Paging: Just One of the (Vanderbilt) Girls
Published April 22, 2010
WENDY BURDEN WITH HER MOTHER
“It’s a testament to his libido, if not his character, that Cornelius Vanderbilt died of syphilis instead of apoplexy.” So begins Dead End Gene Pool (Gotham Books), Wendy Burden’s memoir about growing up in one of America’s oldest and wealthiest families. Burden is the great-great-great-great granddaughter of Cornelius “The Commodore” Vanderbilt, and one of the few girls in a long line of successful men; the first, perhaps, to openly discuss what growing up Vanderbilt was really like. “As a girl–and there weren’t many girls–they didn’t know what to do with me,” Burden explains of how differently she and her brothers were treated. “It was always, I shouldn’t be talking too much, or I shouldn’t be in the picture…My grandmother bought me boys’ underwear, and my grandfather was always shoving me out of the way, telling me to shut up. It was just so odd.”

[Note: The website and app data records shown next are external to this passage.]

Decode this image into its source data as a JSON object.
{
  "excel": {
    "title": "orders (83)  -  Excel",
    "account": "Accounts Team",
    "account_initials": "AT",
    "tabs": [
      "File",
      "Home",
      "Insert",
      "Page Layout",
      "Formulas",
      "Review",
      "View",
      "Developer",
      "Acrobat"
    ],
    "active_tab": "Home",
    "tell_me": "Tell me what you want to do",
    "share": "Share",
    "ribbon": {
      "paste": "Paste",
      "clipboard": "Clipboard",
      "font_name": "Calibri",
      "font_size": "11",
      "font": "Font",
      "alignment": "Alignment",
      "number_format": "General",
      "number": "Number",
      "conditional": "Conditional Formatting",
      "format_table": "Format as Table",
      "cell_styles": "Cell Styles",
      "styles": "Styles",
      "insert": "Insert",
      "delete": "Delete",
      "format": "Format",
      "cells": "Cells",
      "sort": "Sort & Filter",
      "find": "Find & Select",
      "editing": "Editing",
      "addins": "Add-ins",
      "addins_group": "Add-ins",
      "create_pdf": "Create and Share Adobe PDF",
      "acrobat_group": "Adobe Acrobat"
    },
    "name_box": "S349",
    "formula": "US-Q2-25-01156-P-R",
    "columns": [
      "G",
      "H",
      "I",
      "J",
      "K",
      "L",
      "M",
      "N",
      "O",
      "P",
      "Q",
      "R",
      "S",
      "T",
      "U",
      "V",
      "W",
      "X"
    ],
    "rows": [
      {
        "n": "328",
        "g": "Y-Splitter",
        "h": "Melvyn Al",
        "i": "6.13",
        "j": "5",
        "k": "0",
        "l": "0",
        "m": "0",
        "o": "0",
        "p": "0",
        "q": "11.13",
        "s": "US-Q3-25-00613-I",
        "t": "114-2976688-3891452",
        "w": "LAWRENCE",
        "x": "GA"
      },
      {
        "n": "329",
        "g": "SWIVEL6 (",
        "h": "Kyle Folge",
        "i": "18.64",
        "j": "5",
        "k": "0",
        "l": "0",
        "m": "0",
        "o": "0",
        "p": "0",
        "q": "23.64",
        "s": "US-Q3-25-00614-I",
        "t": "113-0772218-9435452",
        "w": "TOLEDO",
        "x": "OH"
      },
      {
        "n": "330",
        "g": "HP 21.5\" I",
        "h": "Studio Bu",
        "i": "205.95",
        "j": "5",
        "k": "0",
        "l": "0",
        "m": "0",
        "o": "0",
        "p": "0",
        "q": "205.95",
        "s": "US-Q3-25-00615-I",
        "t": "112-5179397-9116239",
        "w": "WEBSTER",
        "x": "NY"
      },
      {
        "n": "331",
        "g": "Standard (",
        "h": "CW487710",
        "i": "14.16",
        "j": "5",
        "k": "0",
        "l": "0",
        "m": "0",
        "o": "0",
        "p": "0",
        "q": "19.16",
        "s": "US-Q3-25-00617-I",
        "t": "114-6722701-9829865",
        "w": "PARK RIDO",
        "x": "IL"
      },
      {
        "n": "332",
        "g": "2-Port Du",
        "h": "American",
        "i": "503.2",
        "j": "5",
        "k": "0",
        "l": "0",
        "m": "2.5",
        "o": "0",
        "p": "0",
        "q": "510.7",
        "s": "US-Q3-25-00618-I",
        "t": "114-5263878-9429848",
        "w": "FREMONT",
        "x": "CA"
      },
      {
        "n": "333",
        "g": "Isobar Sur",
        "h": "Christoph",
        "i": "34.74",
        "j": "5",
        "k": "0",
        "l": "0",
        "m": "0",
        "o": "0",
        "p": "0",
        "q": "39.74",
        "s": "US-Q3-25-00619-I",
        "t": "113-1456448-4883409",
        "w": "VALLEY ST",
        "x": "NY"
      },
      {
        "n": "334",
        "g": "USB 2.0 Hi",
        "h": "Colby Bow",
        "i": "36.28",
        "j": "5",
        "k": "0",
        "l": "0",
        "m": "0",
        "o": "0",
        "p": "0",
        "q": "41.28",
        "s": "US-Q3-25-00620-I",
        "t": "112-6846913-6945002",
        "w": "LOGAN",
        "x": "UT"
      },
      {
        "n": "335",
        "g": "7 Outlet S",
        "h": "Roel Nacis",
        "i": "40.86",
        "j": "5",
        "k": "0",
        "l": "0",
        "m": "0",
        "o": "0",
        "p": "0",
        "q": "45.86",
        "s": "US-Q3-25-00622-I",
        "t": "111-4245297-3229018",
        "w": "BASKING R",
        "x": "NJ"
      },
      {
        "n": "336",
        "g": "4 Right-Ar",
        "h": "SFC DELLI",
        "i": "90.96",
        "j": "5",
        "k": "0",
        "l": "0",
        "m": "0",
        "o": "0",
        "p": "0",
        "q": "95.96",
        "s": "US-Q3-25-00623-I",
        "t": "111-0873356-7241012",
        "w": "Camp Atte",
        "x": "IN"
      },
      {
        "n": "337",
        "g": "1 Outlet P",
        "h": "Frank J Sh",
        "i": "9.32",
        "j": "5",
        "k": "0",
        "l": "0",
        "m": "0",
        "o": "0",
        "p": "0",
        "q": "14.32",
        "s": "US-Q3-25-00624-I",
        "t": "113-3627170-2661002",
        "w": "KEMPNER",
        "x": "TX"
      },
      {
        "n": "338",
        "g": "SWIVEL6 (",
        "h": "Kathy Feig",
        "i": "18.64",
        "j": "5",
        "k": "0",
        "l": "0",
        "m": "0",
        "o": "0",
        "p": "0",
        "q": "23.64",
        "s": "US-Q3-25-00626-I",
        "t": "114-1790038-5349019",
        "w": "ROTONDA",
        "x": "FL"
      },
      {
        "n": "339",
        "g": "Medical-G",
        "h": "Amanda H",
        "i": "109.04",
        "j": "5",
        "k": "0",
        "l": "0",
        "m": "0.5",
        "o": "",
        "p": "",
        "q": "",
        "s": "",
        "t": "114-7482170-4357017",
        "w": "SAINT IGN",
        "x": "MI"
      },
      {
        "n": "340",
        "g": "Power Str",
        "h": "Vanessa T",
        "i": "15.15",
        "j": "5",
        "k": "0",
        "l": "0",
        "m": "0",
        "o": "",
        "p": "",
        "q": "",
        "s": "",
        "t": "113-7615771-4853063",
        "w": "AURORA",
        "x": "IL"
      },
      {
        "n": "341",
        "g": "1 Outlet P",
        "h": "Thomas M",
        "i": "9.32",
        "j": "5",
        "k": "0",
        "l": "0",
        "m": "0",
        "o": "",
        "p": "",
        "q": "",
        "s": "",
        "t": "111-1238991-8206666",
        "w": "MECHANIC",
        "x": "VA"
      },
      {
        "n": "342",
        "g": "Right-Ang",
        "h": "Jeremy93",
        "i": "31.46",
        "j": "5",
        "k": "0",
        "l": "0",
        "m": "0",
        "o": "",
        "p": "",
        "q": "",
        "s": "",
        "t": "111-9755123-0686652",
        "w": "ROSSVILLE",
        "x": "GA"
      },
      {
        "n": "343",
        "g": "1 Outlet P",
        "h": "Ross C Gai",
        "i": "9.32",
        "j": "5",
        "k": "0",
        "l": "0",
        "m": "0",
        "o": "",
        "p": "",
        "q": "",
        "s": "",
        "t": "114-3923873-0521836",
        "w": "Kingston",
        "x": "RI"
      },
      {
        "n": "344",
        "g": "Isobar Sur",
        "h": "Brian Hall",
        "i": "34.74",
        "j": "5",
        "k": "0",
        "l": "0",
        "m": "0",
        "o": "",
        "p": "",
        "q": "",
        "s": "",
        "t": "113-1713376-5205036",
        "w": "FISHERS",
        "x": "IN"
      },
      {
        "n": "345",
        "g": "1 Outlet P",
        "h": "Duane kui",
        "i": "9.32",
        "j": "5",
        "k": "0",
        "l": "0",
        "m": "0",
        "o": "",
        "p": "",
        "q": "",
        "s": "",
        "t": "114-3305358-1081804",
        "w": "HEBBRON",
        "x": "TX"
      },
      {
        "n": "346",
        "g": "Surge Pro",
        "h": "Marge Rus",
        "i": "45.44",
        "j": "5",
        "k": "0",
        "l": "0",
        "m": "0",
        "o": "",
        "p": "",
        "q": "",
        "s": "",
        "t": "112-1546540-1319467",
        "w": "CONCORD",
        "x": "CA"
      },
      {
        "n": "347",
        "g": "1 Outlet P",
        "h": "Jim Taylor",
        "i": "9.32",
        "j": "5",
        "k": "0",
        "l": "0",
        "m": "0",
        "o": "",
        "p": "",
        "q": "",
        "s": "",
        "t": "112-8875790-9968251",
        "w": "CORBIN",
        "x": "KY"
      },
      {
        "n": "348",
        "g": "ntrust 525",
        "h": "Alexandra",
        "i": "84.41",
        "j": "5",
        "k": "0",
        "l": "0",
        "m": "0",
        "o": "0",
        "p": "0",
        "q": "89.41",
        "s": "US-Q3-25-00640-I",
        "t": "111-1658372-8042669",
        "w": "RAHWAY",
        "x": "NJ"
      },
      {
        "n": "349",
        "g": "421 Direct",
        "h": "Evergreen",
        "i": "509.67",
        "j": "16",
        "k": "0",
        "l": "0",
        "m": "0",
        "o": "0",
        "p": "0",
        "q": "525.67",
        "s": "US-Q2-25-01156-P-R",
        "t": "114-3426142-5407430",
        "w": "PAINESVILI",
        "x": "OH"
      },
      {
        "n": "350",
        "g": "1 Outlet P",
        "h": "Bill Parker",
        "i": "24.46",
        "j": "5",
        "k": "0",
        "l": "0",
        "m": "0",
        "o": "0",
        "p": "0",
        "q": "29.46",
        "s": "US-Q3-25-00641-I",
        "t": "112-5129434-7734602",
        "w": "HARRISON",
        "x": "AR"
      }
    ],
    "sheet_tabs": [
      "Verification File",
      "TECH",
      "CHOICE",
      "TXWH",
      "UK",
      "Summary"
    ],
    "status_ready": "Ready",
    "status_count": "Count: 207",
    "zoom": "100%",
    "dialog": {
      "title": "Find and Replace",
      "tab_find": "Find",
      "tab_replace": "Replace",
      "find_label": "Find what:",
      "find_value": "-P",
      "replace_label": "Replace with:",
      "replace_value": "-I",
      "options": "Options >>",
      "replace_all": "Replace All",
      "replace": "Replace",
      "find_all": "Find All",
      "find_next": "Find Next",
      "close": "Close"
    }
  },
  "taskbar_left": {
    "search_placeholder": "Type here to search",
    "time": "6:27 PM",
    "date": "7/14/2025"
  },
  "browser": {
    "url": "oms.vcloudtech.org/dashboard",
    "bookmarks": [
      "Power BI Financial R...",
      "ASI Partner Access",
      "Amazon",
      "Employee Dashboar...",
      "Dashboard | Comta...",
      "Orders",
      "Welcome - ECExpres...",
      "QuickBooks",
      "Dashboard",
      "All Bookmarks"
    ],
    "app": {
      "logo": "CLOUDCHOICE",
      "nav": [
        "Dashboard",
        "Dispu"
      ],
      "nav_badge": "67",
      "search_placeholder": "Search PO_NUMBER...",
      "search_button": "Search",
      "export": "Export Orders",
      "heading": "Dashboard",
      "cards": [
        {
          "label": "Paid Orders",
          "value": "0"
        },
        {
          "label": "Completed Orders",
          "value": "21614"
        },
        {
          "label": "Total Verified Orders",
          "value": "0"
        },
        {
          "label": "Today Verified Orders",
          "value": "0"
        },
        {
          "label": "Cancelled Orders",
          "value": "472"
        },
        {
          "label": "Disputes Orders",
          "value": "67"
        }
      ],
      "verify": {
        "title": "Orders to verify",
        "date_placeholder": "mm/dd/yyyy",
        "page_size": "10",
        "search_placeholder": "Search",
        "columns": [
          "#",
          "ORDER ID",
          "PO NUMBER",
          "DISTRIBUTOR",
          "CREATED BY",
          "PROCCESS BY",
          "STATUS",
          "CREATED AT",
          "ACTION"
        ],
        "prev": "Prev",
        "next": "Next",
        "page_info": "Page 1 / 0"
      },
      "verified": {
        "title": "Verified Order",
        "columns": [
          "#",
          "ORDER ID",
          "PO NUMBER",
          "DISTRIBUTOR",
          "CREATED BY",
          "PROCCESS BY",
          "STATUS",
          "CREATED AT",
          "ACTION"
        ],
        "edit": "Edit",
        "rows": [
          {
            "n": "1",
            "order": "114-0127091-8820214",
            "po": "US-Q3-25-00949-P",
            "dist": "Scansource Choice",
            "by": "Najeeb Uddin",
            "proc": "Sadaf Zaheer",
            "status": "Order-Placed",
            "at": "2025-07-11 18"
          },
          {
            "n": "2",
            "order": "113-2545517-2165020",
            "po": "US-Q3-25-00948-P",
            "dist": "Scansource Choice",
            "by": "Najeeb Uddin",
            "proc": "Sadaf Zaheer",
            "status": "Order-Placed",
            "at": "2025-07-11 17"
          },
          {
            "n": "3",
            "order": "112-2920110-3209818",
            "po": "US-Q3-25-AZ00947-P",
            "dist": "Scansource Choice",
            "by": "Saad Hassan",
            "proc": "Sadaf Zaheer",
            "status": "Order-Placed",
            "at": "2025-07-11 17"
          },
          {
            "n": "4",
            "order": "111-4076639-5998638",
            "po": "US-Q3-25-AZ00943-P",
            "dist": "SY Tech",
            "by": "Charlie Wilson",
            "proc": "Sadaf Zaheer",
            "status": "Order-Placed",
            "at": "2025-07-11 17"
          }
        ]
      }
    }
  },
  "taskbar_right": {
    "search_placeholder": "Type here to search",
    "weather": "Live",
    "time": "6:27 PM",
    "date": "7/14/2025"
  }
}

Burden didn’t set out to write a memoir. She trained as a painter and forayed into the culinary arts; what would become Gene Pool started out as a cookbook, featuring recipes from Chez Wendy, the French restaurant she once owned. “I began to research the food that I had been influenced by, because my father’s side of the family always had French chefs, and then I got influenced by the people themselves,” she explains. Concurrently, and bizarrely, members of the Vanderbilt clan started dying in rapid succession, encouraging her familial curiosity. “I didn’t set out to air my family’s dirty laundry. When I first was writing [the book] as a memoir, I was so removed. I didn’t even give people’s names, like, my grandfather was The Grandfather; my brother was The Brother.” Burden pauses, then continues: “I wasn’t aware that I was exposing people. I actually was quite naïve about it, and I would have done things a little bit differently if I had been more experienced. But I have no regrets.”

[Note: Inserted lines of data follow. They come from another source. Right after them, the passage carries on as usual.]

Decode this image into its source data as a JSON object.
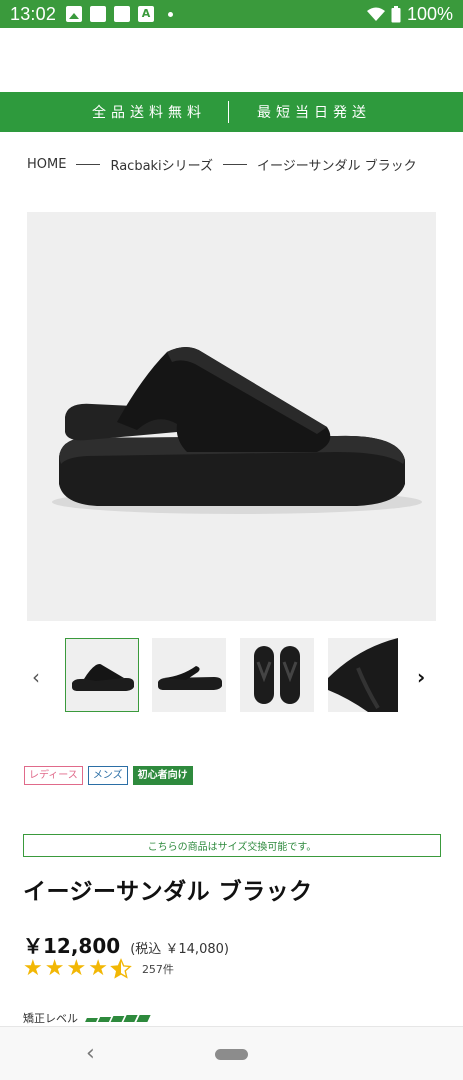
{
  "status_bar": {
    "time": "13:02",
    "battery": "100%",
    "icons": [
      "image-icon",
      "square-icon",
      "square-icon",
      "translate-icon",
      "dot-icon",
      "wifi-icon",
      "battery-icon"
    ]
  },
  "banner": {
    "left": "全品送料無料",
    "right": "最短当日発送"
  },
  "breadcrumb": {
    "items": [
      "HOME",
      "Racbakiシリーズ",
      "イージーサンダル ブラック"
    ]
  },
  "tags": [
    "レディース",
    "メンズ",
    "初心者向け"
  ],
  "notice": "こちらの商品はサイズ交換可能です。",
  "product": {
    "title": "イージーサンダル ブラック",
    "price": "￥12,800",
    "price_tax": "(税込 ￥14,080)",
    "rating": 4.5,
    "review_count": "257件",
    "level_label": "矯正レベル",
    "level": 5
  },
  "colors": {
    "brand_green": "#2e9a3d",
    "star": "#f2b705",
    "ladies": "#e06a8a",
    "mens": "#2b6ea5"
  }
}
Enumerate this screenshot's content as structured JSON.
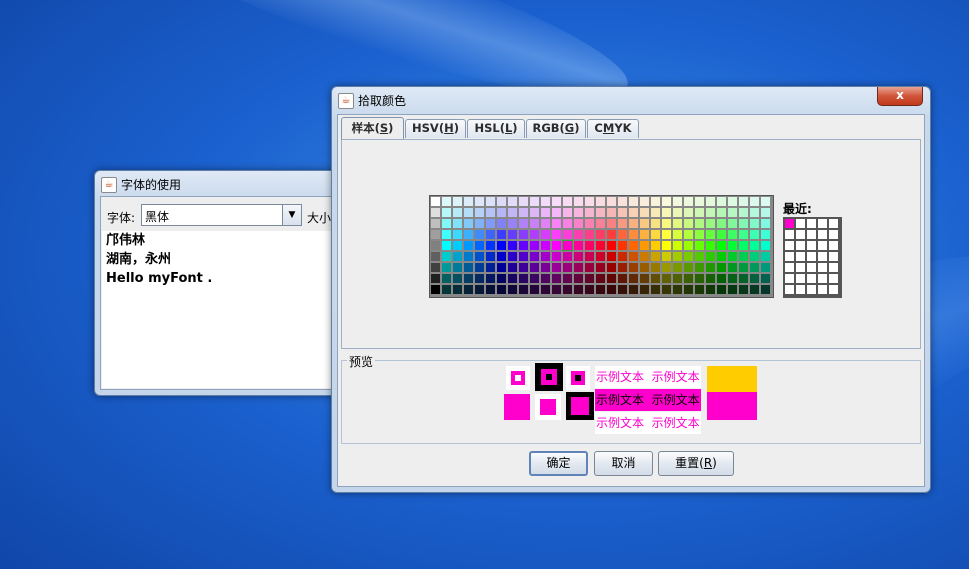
{
  "font_window": {
    "title": "字体的使用",
    "font_label": "字体:",
    "font_value": "黑体",
    "size_label": "大小",
    "text_lines": [
      "邝伟林",
      "湖南，永州",
      "Hello myFont ."
    ]
  },
  "color_chooser": {
    "title": "拾取颜色",
    "close_label": "x",
    "tabs": [
      {
        "pre": "样本(",
        "key": "S",
        "post": ")"
      },
      {
        "pre": "HSV(",
        "key": "H",
        "post": ")"
      },
      {
        "pre": "HSL(",
        "key": "L",
        "post": ")"
      },
      {
        "pre": "RGB(",
        "key": "G",
        "post": ")"
      },
      {
        "pre": "C",
        "key": "M",
        "post": "YK"
      }
    ],
    "selected_tab": 0,
    "recent_label": "最近:",
    "recent_colors": [
      "#ff00cc"
    ],
    "selected_color": "#ff00cc",
    "preview": {
      "label": "预览",
      "sample_text": "示例文本",
      "accent_color": "#ff00cc",
      "secondary_color": "#ffcc00"
    },
    "buttons": {
      "ok": "确定",
      "cancel": "取消",
      "reset_pre": "重置(",
      "reset_key": "R",
      "reset_post": ")"
    }
  },
  "colors": {
    "desktop": "#1b61cf",
    "title_icon_color": "#c2410c"
  }
}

It’s a good attitude, considering the initial response to Gene Pool, which focused largely on the tell-all aspect of the book, and the surviving relatives’ responses. Burden takes a professedly irreverent approach to telling her family’s story, exploring difficult topics through characters who are, if not exactly sympathetic, almost caricature–and not a little tragic. The author’s father, who “did everything he was supposed to,” commits suicide when she is only 6; Burden’s absentee mother does not let her (first) husband’s death slow her jet-setting, or even stop her from constantly tormenting the author about her weight. Her late grandfather, William A. M. Burden (a former president of the Museum of Modern Art), is a robust alcoholic with air-tight ideals about the roles of men and women in his family. Her grandmother is a tiny, fierce woman, who always wears pearls, is surrounded by poodles, and knows how to throw a party worthy of New York society.

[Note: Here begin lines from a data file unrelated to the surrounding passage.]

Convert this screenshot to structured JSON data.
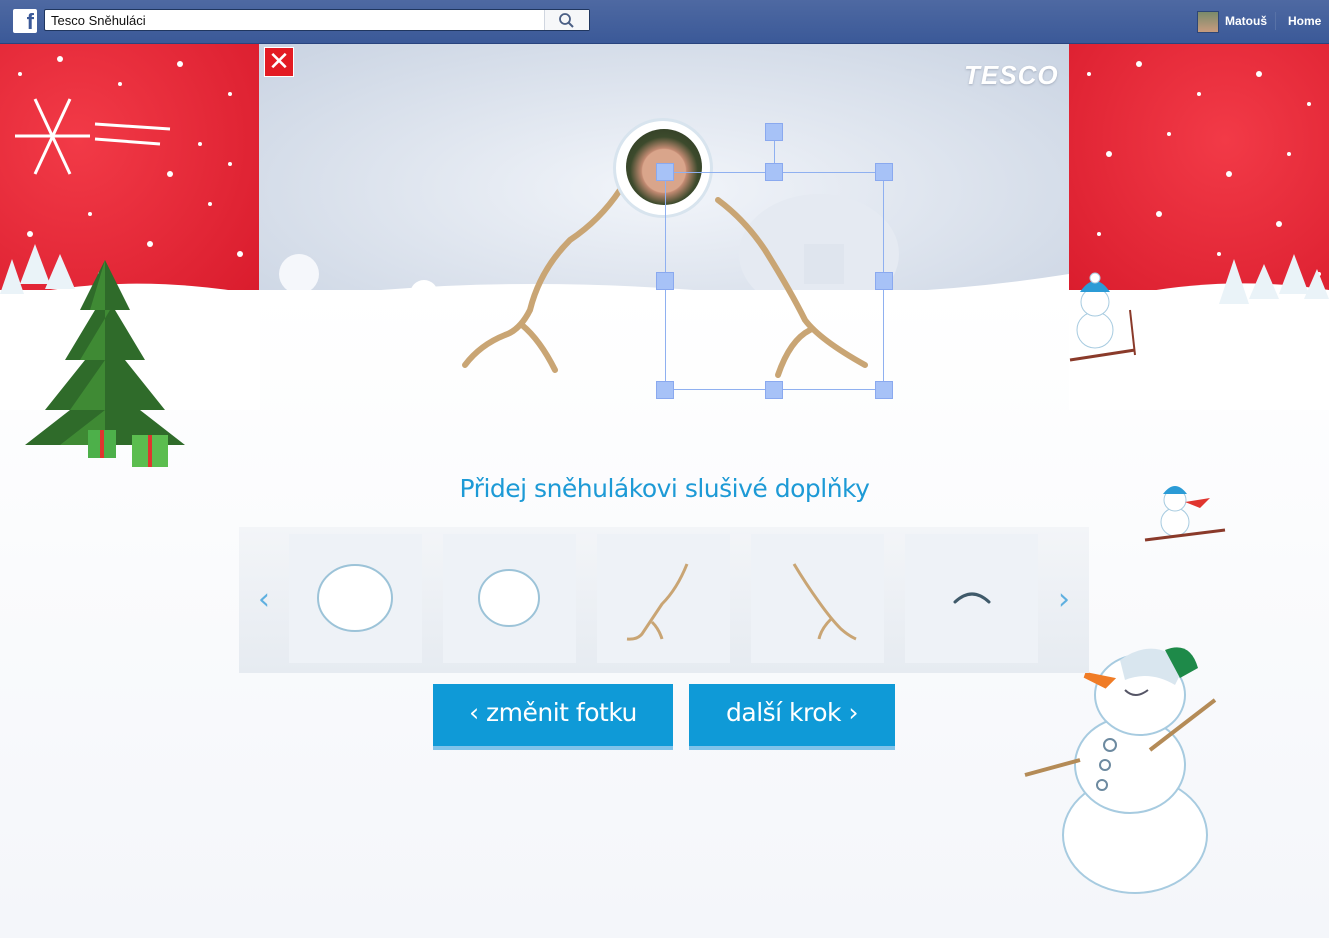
{
  "topbar": {
    "logo_letter": "f",
    "search": {
      "value": "Tesco Sněhuláci",
      "placeholder": ""
    },
    "user_name": "Matouš",
    "home_label": "Home"
  },
  "app": {
    "close_label": "✕",
    "brand": "TESCO",
    "heading": "Přidej sněhulákovi slušivé doplňky",
    "carousel": {
      "prev_label": "‹",
      "next_label": "›",
      "items": [
        "large snowball",
        "small snowball",
        "left branch arm",
        "right branch arm",
        "mouth curve"
      ]
    },
    "buttons": {
      "change_photo": "‹ změnit fotku",
      "next_step": "další krok ›"
    }
  },
  "colors": {
    "facebook_blue": "#3b5998",
    "tesco_red": "#e31b23",
    "accent_blue": "#0f9ad7",
    "heading_blue": "#1d9ad6",
    "branch_brown": "#c9a574"
  }
}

Burden also puts herself under the microscope, chronicling her less-than-ladylike behavior (shoving her obnoxious brother out of a moving vehicle, for example). And, while theoretically rejecting the opulence of rich-kid living, she experiences luxury that few will ever know, including frequent trips to her grandparents’ Fifth Avenue apartment and the various family estates; extravagant Christmases (she received a Hermès scarf annually, but she wanted a pony. Her brother got one.); and, generally, exposure to a New York that no longer really exists. “My favorite parts of the book are talking about New York,” she says. “It was sort of romantic, like when you look at old movies. It looks like everybody’s just having fun all the time… though, obviously, it was sort of the haves instead of the have-nots.”